**Work order**
Show each line from the records below in which the word "this" occurs.

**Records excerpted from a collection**
--------------------------------------------------
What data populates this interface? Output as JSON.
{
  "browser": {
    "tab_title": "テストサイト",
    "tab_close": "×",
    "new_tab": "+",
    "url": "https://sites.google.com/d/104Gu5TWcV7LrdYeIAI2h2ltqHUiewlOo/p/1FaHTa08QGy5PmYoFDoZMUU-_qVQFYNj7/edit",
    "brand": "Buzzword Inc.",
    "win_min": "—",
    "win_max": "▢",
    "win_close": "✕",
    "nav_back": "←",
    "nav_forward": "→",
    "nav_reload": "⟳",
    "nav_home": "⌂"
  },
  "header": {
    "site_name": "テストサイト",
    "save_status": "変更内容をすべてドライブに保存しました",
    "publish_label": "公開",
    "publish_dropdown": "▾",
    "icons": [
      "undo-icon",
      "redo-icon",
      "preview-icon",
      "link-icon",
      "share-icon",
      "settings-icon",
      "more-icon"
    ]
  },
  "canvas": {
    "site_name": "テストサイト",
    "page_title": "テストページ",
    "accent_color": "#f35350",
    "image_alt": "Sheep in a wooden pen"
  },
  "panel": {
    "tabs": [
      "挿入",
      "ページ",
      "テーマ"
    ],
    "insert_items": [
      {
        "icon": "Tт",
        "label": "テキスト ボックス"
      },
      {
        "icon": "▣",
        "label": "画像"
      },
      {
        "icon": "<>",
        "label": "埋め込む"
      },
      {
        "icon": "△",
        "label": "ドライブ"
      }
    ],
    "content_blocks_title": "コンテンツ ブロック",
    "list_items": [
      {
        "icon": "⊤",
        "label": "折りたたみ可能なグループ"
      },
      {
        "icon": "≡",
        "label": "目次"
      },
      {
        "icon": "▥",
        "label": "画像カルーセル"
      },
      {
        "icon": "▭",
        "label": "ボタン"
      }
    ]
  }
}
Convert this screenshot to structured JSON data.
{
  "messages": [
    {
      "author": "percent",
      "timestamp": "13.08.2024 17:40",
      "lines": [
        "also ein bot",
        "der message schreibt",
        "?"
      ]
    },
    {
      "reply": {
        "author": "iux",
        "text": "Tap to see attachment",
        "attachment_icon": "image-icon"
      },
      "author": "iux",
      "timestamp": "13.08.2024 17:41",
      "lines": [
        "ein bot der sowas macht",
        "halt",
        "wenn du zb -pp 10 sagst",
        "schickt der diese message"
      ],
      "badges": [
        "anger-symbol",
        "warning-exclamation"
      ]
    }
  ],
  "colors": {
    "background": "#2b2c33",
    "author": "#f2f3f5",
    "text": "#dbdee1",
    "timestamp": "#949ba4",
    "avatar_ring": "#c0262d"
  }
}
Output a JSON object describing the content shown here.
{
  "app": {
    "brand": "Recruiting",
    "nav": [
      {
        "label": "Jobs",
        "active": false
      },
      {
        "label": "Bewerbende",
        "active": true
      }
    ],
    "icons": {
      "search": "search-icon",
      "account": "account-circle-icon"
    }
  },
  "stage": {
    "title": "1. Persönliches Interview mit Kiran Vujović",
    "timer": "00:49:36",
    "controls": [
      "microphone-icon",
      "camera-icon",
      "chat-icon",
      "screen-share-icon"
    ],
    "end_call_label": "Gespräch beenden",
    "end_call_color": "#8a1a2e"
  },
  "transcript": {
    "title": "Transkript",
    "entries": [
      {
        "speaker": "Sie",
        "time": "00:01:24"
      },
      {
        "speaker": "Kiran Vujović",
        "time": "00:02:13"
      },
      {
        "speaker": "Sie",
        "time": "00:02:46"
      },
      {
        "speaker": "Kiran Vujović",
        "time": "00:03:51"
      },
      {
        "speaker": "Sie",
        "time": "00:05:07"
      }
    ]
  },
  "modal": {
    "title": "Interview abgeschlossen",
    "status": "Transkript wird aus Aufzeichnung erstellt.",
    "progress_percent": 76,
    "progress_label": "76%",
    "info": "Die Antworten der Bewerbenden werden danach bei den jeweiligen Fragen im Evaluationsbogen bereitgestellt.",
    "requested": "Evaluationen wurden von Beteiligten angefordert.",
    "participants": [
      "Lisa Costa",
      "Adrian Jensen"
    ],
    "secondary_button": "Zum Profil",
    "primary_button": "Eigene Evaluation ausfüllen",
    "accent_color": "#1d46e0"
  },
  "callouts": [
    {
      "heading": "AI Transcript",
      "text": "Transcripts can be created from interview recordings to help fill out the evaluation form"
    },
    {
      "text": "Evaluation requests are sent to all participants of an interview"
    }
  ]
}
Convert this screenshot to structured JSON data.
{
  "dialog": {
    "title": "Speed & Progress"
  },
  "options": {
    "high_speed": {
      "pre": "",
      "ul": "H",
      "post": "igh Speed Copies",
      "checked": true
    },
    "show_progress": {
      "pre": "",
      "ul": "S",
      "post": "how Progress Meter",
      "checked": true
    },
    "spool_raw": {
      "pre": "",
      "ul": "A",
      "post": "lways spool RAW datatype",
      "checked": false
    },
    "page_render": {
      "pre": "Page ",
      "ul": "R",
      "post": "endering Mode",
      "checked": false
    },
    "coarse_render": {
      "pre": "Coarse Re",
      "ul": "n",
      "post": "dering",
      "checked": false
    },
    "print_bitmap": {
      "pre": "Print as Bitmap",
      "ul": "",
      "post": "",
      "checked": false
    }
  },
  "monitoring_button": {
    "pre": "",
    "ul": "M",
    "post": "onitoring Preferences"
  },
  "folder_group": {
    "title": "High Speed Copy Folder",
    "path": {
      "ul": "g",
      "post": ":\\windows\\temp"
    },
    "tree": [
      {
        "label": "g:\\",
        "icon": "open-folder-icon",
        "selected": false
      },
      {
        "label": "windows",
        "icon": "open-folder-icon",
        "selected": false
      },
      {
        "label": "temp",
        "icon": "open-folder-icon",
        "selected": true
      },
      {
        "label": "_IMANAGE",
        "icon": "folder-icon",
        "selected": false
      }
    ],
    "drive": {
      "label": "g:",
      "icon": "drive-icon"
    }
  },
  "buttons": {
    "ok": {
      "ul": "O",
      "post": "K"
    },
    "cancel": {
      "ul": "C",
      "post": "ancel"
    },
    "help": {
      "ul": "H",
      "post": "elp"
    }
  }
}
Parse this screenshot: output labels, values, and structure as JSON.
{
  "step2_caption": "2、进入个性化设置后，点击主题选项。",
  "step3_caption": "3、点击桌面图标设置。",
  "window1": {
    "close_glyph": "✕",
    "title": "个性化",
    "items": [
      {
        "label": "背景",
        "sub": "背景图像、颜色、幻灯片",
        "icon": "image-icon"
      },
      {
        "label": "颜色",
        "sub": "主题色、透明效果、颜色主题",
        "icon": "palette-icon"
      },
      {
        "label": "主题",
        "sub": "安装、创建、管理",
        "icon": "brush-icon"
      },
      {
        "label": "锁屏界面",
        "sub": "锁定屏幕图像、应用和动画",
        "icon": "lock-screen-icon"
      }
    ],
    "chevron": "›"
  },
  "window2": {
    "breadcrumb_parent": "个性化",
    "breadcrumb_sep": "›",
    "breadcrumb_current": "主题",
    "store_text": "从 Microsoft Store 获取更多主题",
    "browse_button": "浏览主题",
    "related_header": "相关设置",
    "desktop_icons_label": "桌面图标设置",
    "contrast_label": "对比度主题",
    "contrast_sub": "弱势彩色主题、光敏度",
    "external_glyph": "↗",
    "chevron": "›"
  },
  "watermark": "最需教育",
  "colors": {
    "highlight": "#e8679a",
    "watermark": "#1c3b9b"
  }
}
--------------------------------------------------
**Reply**
What data populates this interface? Output as JSON.
Convert this screenshot to structured JSON data.
Convert this screenshot to structured JSON data.
Parse this screenshot: output labels, values, and structure as JSON.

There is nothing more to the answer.